Published: Tuesday, March 4, 2003, 23:36 [IST]
Copyright AFP 2001
Indians take a well-earned break from cricket

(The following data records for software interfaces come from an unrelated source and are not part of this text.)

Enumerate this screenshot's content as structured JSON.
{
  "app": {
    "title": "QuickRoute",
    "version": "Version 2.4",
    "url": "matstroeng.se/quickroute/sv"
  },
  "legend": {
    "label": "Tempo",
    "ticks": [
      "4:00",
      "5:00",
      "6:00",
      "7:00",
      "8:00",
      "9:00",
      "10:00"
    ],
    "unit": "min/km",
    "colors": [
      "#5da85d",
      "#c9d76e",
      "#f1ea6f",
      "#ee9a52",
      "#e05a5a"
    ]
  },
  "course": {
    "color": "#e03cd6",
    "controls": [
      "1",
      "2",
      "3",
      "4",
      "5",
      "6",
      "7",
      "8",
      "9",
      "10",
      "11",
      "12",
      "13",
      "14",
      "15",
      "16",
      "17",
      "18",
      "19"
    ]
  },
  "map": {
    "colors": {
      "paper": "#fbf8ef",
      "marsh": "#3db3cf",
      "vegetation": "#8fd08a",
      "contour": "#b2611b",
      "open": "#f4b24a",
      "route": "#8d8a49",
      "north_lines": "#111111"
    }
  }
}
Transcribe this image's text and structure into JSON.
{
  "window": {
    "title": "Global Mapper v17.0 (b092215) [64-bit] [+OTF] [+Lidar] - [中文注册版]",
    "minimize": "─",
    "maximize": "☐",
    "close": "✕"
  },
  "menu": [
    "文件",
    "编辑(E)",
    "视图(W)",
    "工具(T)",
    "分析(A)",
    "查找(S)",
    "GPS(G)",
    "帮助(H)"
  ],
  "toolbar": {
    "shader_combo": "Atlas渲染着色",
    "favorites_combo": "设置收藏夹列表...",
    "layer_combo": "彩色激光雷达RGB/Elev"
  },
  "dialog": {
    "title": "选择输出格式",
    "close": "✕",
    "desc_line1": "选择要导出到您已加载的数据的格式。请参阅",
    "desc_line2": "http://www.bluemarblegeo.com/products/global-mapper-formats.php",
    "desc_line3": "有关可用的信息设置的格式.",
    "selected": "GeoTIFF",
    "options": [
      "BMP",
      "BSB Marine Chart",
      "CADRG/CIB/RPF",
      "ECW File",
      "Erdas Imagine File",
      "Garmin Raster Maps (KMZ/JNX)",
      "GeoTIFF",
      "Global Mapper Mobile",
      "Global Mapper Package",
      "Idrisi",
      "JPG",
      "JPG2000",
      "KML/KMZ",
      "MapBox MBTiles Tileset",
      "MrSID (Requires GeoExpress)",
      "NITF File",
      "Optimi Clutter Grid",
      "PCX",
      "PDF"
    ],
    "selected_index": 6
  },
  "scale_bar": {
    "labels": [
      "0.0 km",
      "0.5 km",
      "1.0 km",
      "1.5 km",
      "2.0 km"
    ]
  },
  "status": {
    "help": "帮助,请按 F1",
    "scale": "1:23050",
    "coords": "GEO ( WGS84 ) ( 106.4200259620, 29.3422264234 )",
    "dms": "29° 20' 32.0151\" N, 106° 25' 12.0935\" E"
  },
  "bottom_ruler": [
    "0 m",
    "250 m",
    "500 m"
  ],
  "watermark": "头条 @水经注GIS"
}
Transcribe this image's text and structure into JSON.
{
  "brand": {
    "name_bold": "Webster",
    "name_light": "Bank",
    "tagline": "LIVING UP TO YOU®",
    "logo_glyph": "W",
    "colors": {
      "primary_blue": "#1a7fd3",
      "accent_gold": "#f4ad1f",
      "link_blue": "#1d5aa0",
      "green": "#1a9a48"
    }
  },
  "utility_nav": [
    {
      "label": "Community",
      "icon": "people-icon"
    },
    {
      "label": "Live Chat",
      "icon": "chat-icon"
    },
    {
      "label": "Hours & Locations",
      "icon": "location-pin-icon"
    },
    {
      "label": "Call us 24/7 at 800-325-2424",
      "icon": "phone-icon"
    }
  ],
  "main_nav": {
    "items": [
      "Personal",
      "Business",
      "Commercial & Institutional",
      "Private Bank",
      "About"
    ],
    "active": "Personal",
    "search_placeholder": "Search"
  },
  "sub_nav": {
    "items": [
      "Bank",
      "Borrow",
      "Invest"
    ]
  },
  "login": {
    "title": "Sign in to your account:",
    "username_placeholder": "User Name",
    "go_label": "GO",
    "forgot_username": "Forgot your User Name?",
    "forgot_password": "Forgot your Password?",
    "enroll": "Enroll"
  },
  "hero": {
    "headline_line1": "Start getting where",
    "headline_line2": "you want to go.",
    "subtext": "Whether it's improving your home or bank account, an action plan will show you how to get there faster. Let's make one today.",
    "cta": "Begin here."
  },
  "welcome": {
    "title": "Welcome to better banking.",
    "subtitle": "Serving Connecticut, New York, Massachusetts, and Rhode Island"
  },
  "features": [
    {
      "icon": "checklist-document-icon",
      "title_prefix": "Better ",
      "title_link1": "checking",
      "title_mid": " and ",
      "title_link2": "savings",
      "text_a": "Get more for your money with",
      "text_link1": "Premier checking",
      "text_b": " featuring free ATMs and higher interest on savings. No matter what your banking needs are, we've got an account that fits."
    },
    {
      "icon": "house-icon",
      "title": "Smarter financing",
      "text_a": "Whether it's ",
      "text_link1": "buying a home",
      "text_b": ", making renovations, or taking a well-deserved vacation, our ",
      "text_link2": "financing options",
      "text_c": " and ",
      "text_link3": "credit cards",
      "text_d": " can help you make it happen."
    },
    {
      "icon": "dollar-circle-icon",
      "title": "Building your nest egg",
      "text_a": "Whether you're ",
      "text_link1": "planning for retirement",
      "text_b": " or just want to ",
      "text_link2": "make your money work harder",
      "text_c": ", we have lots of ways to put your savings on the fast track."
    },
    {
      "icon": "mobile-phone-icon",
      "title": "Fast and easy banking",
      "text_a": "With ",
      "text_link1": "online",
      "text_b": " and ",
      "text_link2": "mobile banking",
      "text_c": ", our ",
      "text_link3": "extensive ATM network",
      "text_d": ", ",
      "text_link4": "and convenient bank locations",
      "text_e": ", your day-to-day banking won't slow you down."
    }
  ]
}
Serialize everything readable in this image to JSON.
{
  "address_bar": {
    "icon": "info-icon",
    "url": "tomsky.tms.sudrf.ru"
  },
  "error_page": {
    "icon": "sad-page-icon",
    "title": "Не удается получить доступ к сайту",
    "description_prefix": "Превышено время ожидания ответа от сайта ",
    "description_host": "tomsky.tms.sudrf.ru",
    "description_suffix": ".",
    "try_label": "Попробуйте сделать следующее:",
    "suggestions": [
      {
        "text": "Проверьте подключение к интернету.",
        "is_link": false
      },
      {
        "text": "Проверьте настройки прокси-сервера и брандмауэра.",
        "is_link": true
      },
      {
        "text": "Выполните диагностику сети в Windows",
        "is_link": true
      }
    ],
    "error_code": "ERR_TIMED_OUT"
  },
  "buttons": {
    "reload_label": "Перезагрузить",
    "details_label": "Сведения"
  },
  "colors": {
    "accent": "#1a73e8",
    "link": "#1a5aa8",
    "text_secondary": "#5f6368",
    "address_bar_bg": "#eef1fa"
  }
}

Johannesburg: India's Rahul Dravid may have been overshadowed by Sachin Tendulkar's awesome form, but he is leaving his own mark at the World Cup.Nicknamed the Wall and Mr Reliable for his consistently solid batting in Test matches away from India, the 29-year-old has shown he is equally at ease in the reckless world of Limited Overs cricket.Dravid hit an unbeaten 43 against Zimbabwe, a match-winning 62 versus England under the Kingsmead lights in Durban and then followed up with 44 not out against arch-rivals Pakistan.This from a man whose copybook batting style was considered unsuitable for One-day cricket two years ago. The selectors wanted big-hitters or those who could contribute in some other way.So when coach John Wright, Dravid's coach at Kent two years ago, and captain Saurav Ganguly offered him the wicket-keeper's role in One-dayers to lend balance to the side, the Bangalore man jumped at the idea."If I kept wickets, we could either play an extra batsman or a bowler and it gave me something to do," Dravid said. "It was a role I was not familiar with but it grew on me in England last year and New Zealand. I now realise how difficult a keeper's job is."But I am quite relaxed doing it and pleased it helps the team." What has, however, turned the corner for the stylish middle-order batsman is the decision to give the number five spot to him at the World Cup."Ive always maintained the number five position has given a new dimension to my One-day game," Dravid said. "In that position you know what is required of you. If you come in towards the end, you are expected to get runs fast. If wickets have fallen early, you try and build."Building an innings is what I do in Test matches anyway. I've just applied the same principles here." Dravid, the current Indian vice-captain, is confident the team can go far in the tournament, but stressed it would be best to take it one match at a time."It would be foolish to think about the final, when there are three important games to play in the Super Sixes first. We should not lose the momentum."Dravid said he was thrilled to hit the winning boundary, a pull off Waqar Younis, to bring up India's victory against Pakistan at Centurion on Saturday."In fact, in the last two or three overs, I eased off to take in the atmosphere," he said. "At that stage, our victory was assured and I thought, well, let me enjoy the moment. Cheering fans, hundreds of tri-coloured flags. It was incredible."Hope we have many more days like that." With Tendulkar, who is already this tournament's leading scorer with 469 runs at the top of the order, and Dravid at number five, World Cup bowlers will not take India lightly.